• ACTIVITY:
The following data needs to be repeated exactly, with all images excluded.

• Excerpts from an interface dataset:
***

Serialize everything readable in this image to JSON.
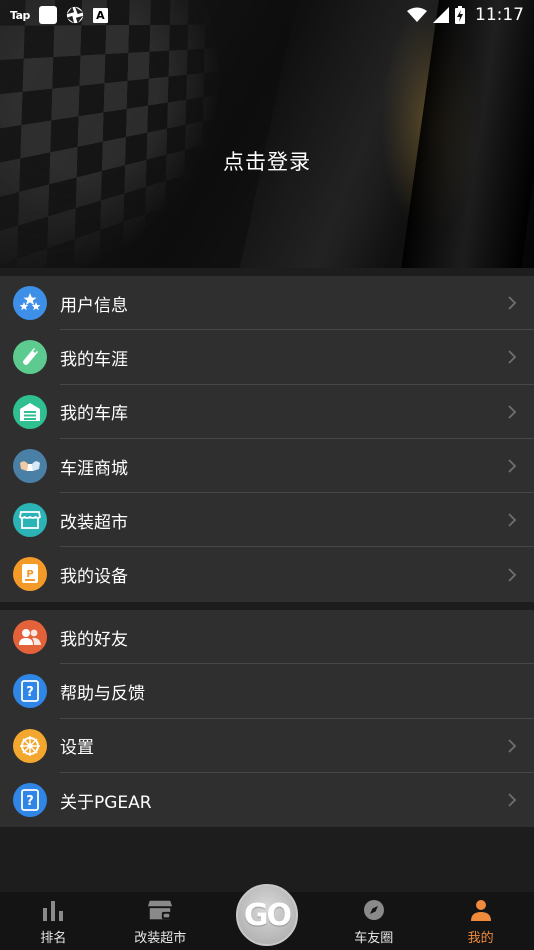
{
  "status_bar": {
    "left_icons": [
      "tap-logo",
      "square-app-icon",
      "aperture-icon",
      "a-app-icon"
    ],
    "tap_text": "Tap",
    "a_text": "A",
    "right_icons": [
      "wifi-icon",
      "signal-icon",
      "battery-charging-icon"
    ],
    "time": "11:17"
  },
  "header": {
    "login_text": "点击登录"
  },
  "menu_group_1": [
    {
      "label": "用户信息",
      "icon": "stars-icon",
      "color": "#3d8fe8",
      "chevron": true
    },
    {
      "label": "我的车涯",
      "icon": "wrench-icon",
      "color": "#5dcb8f",
      "chevron": true
    },
    {
      "label": "我的车库",
      "icon": "garage-icon",
      "color": "#2fbf91",
      "chevron": true
    },
    {
      "label": "车涯商城",
      "icon": "hands-icon",
      "color": "#4a7fa6",
      "chevron": true
    },
    {
      "label": "改装超市",
      "icon": "store-icon",
      "color": "#2cb3b5",
      "chevron": true
    },
    {
      "label": "我的设备",
      "icon": "device-icon",
      "color": "#f39a28",
      "chevron": true
    }
  ],
  "menu_group_2": [
    {
      "label": "我的好友",
      "icon": "friends-icon",
      "color": "#e4623a",
      "chevron": false
    },
    {
      "label": "帮助与反馈",
      "icon": "help-icon",
      "color": "#2f86e6",
      "chevron": false
    },
    {
      "label": "设置",
      "icon": "gear-icon",
      "color": "#f3a72e",
      "chevron": true
    },
    {
      "label": "关于PGEAR",
      "icon": "help-icon",
      "color": "#2f86e6",
      "chevron": true
    }
  ],
  "bottom_nav": {
    "items": [
      {
        "label": "排名",
        "icon": "ranking-icon",
        "active": false
      },
      {
        "label": "改装超市",
        "icon": "store-icon",
        "active": false
      },
      {
        "label": "车友圈",
        "icon": "compass-icon",
        "active": false
      },
      {
        "label": "我的",
        "icon": "person-icon",
        "active": true
      }
    ],
    "go_label": "GO",
    "active_color": "#f08a3c"
  }
}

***

• RESPONSE TO THE EXERCISE:
Serialize everything readable in this image to JSON.
{
  "status_bar": {
    "left_icons": [
      "tap-logo",
      "square-app-icon",
      "aperture-icon",
      "a-app-icon"
    ],
    "tap_text": "Tap",
    "a_text": "A",
    "right_icons": [
      "wifi-icon",
      "signal-icon",
      "battery-charging-icon"
    ],
    "time": "11:17"
  },
  "header": {
    "login_text": "点击登录"
  },
  "menu_group_1": [
    {
      "label": "用户信息",
      "icon": "stars-icon",
      "color": "#3d8fe8",
      "chevron": true
    },
    {
      "label": "我的车涯",
      "icon": "wrench-icon",
      "color": "#5dcb8f",
      "chevron": true
    },
    {
      "label": "我的车库",
      "icon": "garage-icon",
      "color": "#2fbf91",
      "chevron": true
    },
    {
      "label": "车涯商城",
      "icon": "hands-icon",
      "color": "#4a7fa6",
      "chevron": true
    },
    {
      "label": "改装超市",
      "icon": "store-icon",
      "color": "#2cb3b5",
      "chevron": true
    },
    {
      "label": "我的设备",
      "icon": "device-icon",
      "color": "#f39a28",
      "chevron": true
    }
  ],
  "menu_group_2": [
    {
      "label": "我的好友",
      "icon": "friends-icon",
      "color": "#e4623a",
      "chevron": false
    },
    {
      "label": "帮助与反馈",
      "icon": "help-icon",
      "color": "#2f86e6",
      "chevron": false
    },
    {
      "label": "设置",
      "icon": "gear-icon",
      "color": "#f3a72e",
      "chevron": true
    },
    {
      "label": "关于PGEAR",
      "icon": "help-icon",
      "color": "#2f86e6",
      "chevron": true
    }
  ],
  "bottom_nav": {
    "items": [
      {
        "label": "排名",
        "icon": "ranking-icon",
        "active": false
      },
      {
        "label": "改装超市",
        "icon": "store-icon",
        "active": false
      },
      {
        "label": "车友圈",
        "icon": "compass-icon",
        "active": false
      },
      {
        "label": "我的",
        "icon": "person-icon",
        "active": true
      }
    ],
    "go_label": "GO",
    "active_color": "#f08a3c"
  }
}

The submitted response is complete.